§ WHAT YOU HAVE TO DO
For each line below, write it out exactly as it appears.

§ SOURCE MATERIAL

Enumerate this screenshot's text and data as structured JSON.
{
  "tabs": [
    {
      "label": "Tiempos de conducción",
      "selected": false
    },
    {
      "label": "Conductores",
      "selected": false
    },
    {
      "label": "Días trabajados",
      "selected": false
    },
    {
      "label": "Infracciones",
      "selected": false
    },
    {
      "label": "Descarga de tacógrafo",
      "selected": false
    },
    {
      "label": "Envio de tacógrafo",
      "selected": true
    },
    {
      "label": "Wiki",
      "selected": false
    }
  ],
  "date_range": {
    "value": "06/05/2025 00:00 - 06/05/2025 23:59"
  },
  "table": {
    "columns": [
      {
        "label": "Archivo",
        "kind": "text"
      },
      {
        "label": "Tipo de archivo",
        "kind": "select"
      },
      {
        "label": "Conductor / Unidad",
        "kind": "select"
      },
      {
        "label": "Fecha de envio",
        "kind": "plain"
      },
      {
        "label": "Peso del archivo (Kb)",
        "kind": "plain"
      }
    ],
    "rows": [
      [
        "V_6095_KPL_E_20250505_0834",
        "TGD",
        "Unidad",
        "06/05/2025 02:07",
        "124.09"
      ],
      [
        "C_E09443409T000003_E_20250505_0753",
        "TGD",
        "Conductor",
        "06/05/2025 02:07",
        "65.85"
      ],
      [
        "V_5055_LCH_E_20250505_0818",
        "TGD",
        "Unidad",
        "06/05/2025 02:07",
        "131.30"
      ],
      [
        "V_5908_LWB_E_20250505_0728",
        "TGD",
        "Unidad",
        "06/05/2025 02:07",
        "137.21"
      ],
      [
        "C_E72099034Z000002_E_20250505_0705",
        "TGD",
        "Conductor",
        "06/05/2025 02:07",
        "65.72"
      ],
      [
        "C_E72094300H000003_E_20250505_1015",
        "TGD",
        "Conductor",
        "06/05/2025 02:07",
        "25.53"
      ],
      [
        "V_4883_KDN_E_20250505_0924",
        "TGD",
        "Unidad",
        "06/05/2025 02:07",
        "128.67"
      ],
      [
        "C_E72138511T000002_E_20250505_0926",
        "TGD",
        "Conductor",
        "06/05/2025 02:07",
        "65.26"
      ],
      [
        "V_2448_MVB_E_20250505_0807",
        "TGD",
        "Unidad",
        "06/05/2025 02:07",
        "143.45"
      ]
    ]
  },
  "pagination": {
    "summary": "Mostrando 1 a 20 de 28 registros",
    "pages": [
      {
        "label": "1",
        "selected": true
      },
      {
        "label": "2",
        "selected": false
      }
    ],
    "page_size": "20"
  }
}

§ OUTPUT BELOW
Enumerate this screenshot's text and data as structured JSON.
{
  "tabs": [
    {
      "label": "Tiempos de conducción",
      "selected": false
    },
    {
      "label": "Conductores",
      "selected": false
    },
    {
      "label": "Días trabajados",
      "selected": false
    },
    {
      "label": "Infracciones",
      "selected": false
    },
    {
      "label": "Descarga de tacógrafo",
      "selected": false
    },
    {
      "label": "Envio de tacógrafo",
      "selected": true
    },
    {
      "label": "Wiki",
      "selected": false
    }
  ],
  "date_range": {
    "value": "06/05/2025 00:00 - 06/05/2025 23:59"
  },
  "table": {
    "columns": [
      {
        "label": "Archivo",
        "kind": "text"
      },
      {
        "label": "Tipo de archivo",
        "kind": "select"
      },
      {
        "label": "Conductor / Unidad",
        "kind": "select"
      },
      {
        "label": "Fecha de envio",
        "kind": "plain"
      },
      {
        "label": "Peso del archivo (Kb)",
        "kind": "plain"
      }
    ],
    "rows": [
      [
        "V_6095_KPL_E_20250505_0834",
        "TGD",
        "Unidad",
        "06/05/2025 02:07",
        "124.09"
      ],
      [
        "C_E09443409T000003_E_20250505_0753",
        "TGD",
        "Conductor",
        "06/05/2025 02:07",
        "65.85"
      ],
      [
        "V_5055_LCH_E_20250505_0818",
        "TGD",
        "Unidad",
        "06/05/2025 02:07",
        "131.30"
      ],
      [
        "V_5908_LWB_E_20250505_0728",
        "TGD",
        "Unidad",
        "06/05/2025 02:07",
        "137.21"
      ],
      [
        "C_E72099034Z000002_E_20250505_0705",
        "TGD",
        "Conductor",
        "06/05/2025 02:07",
        "65.72"
      ],
      [
        "C_E72094300H000003_E_20250505_1015",
        "TGD",
        "Conductor",
        "06/05/2025 02:07",
        "25.53"
      ],
      [
        "V_4883_KDN_E_20250505_0924",
        "TGD",
        "Unidad",
        "06/05/2025 02:07",
        "128.67"
      ],
      [
        "C_E72138511T000002_E_20250505_0926",
        "TGD",
        "Conductor",
        "06/05/2025 02:07",
        "65.26"
      ],
      [
        "V_2448_MVB_E_20250505_0807",
        "TGD",
        "Unidad",
        "06/05/2025 02:07",
        "143.45"
      ]
    ]
  },
  "pagination": {
    "summary": "Mostrando 1 a 20 de 28 registros",
    "pages": [
      {
        "label": "1",
        "selected": true
      },
      {
        "label": "2",
        "selected": false
      }
    ],
    "page_size": "20"
  }
}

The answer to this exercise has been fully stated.